AI Has a Trust Problem. Can Blockchain Help?
Business uses of blockchain, like supply-chain tracking, have floundered. But some say the technology could find relevance as a tool to vet AI algorithms
Jan. 11, 2024 7:00 am ET
The difficulty of ensuring artificial intelligence algorithms are safe, unbiased and accurate is turning some companies to a technology once hyped as transformative, but that has failed to catch on in business: blockchain.
Known for underpinning bitcoin and other cryptocurrencies, blockchain is a data structure that makes it possible to create a digital ledger of transactions and share it among a network of computers. It uses cryptography to allow each participant in the network to add to the ledger in a secure way without the need for a central authority.

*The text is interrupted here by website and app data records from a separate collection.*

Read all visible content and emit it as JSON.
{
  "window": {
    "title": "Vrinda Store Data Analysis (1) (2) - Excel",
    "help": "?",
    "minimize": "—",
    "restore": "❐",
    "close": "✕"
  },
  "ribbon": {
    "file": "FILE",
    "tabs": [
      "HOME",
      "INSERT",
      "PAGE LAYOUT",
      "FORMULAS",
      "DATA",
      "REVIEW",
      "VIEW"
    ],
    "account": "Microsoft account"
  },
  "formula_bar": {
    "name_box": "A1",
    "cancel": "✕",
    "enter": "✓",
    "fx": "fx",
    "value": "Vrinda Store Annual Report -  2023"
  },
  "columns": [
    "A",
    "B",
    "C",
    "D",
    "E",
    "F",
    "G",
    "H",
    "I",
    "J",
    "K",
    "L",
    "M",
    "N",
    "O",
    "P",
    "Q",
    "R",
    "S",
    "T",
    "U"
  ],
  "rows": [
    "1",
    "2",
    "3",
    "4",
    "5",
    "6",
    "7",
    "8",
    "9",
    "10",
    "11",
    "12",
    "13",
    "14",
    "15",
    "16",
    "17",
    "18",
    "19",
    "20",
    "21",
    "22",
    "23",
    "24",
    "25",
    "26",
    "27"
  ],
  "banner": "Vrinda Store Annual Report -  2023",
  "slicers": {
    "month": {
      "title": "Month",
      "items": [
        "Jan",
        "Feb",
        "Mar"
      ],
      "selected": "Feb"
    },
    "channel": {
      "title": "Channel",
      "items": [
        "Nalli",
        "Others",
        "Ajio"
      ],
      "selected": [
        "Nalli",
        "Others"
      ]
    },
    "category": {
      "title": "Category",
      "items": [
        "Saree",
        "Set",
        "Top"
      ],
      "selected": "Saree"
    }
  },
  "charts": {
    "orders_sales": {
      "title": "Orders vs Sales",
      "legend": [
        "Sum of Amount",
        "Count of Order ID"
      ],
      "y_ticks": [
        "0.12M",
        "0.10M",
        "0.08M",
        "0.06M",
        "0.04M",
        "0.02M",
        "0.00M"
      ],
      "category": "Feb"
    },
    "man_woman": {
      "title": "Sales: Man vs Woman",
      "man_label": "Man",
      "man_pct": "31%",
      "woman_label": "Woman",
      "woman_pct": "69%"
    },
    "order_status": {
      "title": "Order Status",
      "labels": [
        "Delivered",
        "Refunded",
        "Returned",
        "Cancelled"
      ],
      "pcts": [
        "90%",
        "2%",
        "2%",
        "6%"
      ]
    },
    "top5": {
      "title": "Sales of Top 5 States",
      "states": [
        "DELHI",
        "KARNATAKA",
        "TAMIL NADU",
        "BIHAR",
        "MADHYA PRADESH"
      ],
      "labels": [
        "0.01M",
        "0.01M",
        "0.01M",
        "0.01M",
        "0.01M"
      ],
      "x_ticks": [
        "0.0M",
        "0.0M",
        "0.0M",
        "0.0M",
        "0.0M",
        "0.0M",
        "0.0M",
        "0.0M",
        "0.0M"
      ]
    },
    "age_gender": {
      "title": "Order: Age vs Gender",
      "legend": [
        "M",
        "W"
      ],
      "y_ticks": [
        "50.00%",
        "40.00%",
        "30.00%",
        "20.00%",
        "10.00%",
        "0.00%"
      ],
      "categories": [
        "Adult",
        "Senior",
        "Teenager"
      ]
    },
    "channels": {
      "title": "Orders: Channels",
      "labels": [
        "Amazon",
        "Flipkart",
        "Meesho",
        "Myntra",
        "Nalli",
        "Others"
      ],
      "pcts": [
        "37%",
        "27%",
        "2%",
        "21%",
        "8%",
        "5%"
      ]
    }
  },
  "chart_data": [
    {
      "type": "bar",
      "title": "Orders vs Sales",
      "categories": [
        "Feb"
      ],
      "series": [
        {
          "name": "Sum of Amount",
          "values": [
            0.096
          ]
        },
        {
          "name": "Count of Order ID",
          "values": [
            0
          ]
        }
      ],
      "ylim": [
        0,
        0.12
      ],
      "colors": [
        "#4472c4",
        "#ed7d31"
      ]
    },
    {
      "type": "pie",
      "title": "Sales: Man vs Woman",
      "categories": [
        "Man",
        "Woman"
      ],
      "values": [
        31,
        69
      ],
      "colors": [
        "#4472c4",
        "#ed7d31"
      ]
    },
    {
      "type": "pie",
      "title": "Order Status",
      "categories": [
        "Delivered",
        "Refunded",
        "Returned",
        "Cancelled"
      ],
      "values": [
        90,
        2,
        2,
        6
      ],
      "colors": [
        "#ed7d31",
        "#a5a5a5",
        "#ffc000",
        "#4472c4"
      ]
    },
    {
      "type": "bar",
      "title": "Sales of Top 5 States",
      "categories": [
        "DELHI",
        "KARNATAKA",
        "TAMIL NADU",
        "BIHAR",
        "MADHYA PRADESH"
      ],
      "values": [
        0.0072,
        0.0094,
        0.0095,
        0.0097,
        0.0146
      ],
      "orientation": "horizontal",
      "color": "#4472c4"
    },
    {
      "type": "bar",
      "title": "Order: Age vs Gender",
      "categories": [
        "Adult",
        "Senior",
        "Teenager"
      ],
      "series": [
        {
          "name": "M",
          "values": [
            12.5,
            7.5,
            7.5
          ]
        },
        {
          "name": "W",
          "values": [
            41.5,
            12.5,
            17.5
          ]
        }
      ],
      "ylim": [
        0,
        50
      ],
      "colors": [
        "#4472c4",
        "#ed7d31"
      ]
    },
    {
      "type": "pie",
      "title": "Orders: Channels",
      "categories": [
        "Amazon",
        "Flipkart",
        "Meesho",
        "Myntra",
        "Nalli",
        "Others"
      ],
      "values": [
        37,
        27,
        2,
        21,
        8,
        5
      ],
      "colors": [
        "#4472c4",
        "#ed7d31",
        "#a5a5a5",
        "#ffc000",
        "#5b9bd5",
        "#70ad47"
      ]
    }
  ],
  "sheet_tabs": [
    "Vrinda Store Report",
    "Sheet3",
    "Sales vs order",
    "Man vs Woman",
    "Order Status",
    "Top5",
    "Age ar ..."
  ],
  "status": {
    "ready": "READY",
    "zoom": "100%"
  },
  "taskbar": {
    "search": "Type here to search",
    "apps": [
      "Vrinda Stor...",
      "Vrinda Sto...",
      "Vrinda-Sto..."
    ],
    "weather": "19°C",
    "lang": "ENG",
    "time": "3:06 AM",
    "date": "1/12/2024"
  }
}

Once a transaction is made, the blockchain remains an immutable record of it.
With that in mind, tech vendors FICO, a data-analytics firm, and the blockchain-focused startup Casper Labs say they are applying the technology to track the process of building and training AI algorithms.
It’s a timely and urgent application, they say, as AI proliferates across business sectors and companies find they can’t always trust its output. At the same time, government regulators are putting more pressure on companies to increase transparency and auditability of the algorithms.
Previous business uses of blockchain, including supply-chain tracking, failed to gain traction in the market. Whether the massive uptake in AI can be the wind under blockchain’s wings has yet to be determined.
Blockchain can be used to track exactly what data an algorithm was trained on, when, by whom, as well as what other steps were taken to vet and verify that data, said Scott Zoldi, FICO’s chief analytics officer. Companies building AI models typically try to follow that data trail, but using blockchain would make it easier to end up with shared, consistent, trustworthy records, he said.
Blockchain won’t stop algorithms from going off the rails or exhibiting bias—but it would offer an auditable record that could show why, he said.
“We find that the blockchain can break things down into bite-sized little mini-contracts. We can validate that each of those steps are done at a very high-grain level,” Zoldi said. “There’s a level of transparency and honesty in having that immutability.”
Blockchain isn’t the answer to explainability, or the “black-box” problem in AI models. On its own, it won’t determine why an AI model spit out a particular answer. What it does promise are better records to help answer that question, Zoldi said.
Some CIOs are skeptical. “We’re all for greater AI governance, but using blockchain is a little like a hammer looking for a nail,” said Scott duFour, chief information officer of payments company Fleetcor Technologies. Blockchain could help increase trust in AI systems, he said, but only if it complemented other tools already in use that help designers understand and interpret predictions in AI models.
At present, FICO’s tool is being used internally, but there are plans to roll it out for customers later this year.
Elsewhere, Switzerland-based Casper Labs is working with IBM to develop its own tool which will offer “version control”: It records what data and parameters are influencing a certain model at a certain time and if companies start detecting bias or inaccuracies in their models, they can revert to an earlier version, said Chief Executive Mrinal Manohar.